Saved entries:
*** Begin section ***
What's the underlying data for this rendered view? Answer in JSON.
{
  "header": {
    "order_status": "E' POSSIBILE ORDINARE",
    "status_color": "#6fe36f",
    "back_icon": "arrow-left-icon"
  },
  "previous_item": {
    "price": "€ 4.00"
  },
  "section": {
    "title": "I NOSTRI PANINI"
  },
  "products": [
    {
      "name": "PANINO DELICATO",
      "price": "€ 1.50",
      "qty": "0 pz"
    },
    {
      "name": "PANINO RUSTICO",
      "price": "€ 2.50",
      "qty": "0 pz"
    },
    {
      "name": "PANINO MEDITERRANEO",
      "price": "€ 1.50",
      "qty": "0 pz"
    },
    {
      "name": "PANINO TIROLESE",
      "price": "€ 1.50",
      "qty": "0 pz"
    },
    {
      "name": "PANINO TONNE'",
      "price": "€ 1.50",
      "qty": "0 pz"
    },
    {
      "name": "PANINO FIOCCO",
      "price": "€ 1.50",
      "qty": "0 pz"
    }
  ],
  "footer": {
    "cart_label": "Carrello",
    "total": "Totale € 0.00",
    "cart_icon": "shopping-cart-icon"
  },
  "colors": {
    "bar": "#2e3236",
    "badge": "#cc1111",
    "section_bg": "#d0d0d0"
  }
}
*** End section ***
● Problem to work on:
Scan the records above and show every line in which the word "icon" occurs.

● Task response:
    "back_icon": "arrow-left-icon"
    "cart_icon": "shopping-cart-icon"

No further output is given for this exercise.